Task directions » The required output is every record, reproduced exactly.

Given data »
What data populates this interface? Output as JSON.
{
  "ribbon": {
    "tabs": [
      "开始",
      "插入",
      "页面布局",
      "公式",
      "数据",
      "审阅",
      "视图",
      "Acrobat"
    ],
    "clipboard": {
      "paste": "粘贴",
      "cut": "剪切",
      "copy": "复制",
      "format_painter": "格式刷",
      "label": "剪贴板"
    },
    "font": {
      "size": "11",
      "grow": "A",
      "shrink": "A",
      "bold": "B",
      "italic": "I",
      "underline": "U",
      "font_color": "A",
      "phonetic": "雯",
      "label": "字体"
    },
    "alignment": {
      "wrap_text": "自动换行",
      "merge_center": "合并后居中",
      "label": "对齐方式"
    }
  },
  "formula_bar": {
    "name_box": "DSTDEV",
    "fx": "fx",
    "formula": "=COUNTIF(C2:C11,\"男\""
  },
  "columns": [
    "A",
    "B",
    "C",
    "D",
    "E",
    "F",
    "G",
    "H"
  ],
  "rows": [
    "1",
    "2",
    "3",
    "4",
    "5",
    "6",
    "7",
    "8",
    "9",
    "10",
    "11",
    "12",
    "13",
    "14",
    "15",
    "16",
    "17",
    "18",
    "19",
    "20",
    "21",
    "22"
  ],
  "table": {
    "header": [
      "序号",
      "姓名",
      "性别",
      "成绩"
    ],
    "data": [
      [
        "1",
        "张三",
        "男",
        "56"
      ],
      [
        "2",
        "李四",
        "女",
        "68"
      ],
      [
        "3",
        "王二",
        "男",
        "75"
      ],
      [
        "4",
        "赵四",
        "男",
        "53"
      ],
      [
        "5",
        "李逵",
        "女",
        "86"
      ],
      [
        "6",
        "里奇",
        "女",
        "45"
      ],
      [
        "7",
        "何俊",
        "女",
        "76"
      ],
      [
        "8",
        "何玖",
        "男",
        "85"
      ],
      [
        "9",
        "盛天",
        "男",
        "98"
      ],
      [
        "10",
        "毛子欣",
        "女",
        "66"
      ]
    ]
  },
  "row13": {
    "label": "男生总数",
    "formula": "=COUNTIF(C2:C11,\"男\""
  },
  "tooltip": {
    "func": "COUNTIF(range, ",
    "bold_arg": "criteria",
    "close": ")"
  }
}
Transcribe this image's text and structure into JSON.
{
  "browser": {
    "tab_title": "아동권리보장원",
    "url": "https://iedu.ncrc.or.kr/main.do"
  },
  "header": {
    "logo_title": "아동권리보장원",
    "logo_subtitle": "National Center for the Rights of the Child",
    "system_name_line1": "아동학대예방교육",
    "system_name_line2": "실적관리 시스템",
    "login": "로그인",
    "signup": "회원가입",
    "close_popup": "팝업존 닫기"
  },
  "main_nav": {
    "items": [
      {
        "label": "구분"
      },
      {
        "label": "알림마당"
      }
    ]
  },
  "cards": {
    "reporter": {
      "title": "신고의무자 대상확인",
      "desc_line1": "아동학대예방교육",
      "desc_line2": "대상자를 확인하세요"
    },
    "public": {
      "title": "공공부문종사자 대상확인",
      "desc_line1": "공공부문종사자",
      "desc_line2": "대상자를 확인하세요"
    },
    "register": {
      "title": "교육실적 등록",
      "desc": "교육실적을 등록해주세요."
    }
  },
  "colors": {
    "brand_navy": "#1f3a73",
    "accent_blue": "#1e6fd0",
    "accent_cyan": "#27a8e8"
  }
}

Task response »
What data populates this interface? Output as JSON.
{
  "ribbon": {
    "tabs": [
      "开始",
      "插入",
      "页面布局",
      "公式",
      "数据",
      "审阅",
      "视图",
      "Acrobat"
    ],
    "clipboard": {
      "paste": "粘贴",
      "cut": "剪切",
      "copy": "复制",
      "format_painter": "格式刷",
      "label": "剪贴板"
    },
    "font": {
      "size": "11",
      "grow": "A",
      "shrink": "A",
      "bold": "B",
      "italic": "I",
      "underline": "U",
      "font_color": "A",
      "phonetic": "雯",
      "label": "字体"
    },
    "alignment": {
      "wrap_text": "自动换行",
      "merge_center": "合并后居中",
      "label": "对齐方式"
    }
  },
  "formula_bar": {
    "name_box": "DSTDEV",
    "fx": "fx",
    "formula": "=COUNTIF(C2:C11,\"男\""
  },
  "columns": [
    "A",
    "B",
    "C",
    "D",
    "E",
    "F",
    "G",
    "H"
  ],
  "rows": [
    "1",
    "2",
    "3",
    "4",
    "5",
    "6",
    "7",
    "8",
    "9",
    "10",
    "11",
    "12",
    "13",
    "14",
    "15",
    "16",
    "17",
    "18",
    "19",
    "20",
    "21",
    "22"
  ],
  "table": {
    "header": [
      "序号",
      "姓名",
      "性别",
      "成绩"
    ],
    "data": [
      [
        "1",
        "张三",
        "男",
        "56"
      ],
      [
        "2",
        "李四",
        "女",
        "68"
      ],
      [
        "3",
        "王二",
        "男",
        "75"
      ],
      [
        "4",
        "赵四",
        "男",
        "53"
      ],
      [
        "5",
        "李逵",
        "女",
        "86"
      ],
      [
        "6",
        "里奇",
        "女",
        "45"
      ],
      [
        "7",
        "何俊",
        "女",
        "76"
      ],
      [
        "8",
        "何玖",
        "男",
        "85"
      ],
      [
        "9",
        "盛天",
        "男",
        "98"
      ],
      [
        "10",
        "毛子欣",
        "女",
        "66"
      ]
    ]
  },
  "row13": {
    "label": "男生总数",
    "formula": "=COUNTIF(C2:C11,\"男\""
  },
  "tooltip": {
    "func": "COUNTIF(range, ",
    "bold_arg": "criteria",
    "close": ")"
  }
}
Transcribe this image's text and structure into JSON.
{
  "browser": {
    "tab_title": "아동권리보장원",
    "url": "https://iedu.ncrc.or.kr/main.do"
  },
  "header": {
    "logo_title": "아동권리보장원",
    "logo_subtitle": "National Center for the Rights of the Child",
    "system_name_line1": "아동학대예방교육",
    "system_name_line2": "실적관리 시스템",
    "login": "로그인",
    "signup": "회원가입",
    "close_popup": "팝업존 닫기"
  },
  "main_nav": {
    "items": [
      {
        "label": "구분"
      },
      {
        "label": "알림마당"
      }
    ]
  },
  "cards": {
    "reporter": {
      "title": "신고의무자 대상확인",
      "desc_line1": "아동학대예방교육",
      "desc_line2": "대상자를 확인하세요"
    },
    "public": {
      "title": "공공부문종사자 대상확인",
      "desc_line1": "공공부문종사자",
      "desc_line2": "대상자를 확인하세요"
    },
    "register": {
      "title": "교육실적 등록",
      "desc": "교육실적을 등록해주세요."
    }
  },
  "colors": {
    "brand_navy": "#1f3a73",
    "accent_blue": "#1e6fd0",
    "accent_cyan": "#27a8e8"
  }
}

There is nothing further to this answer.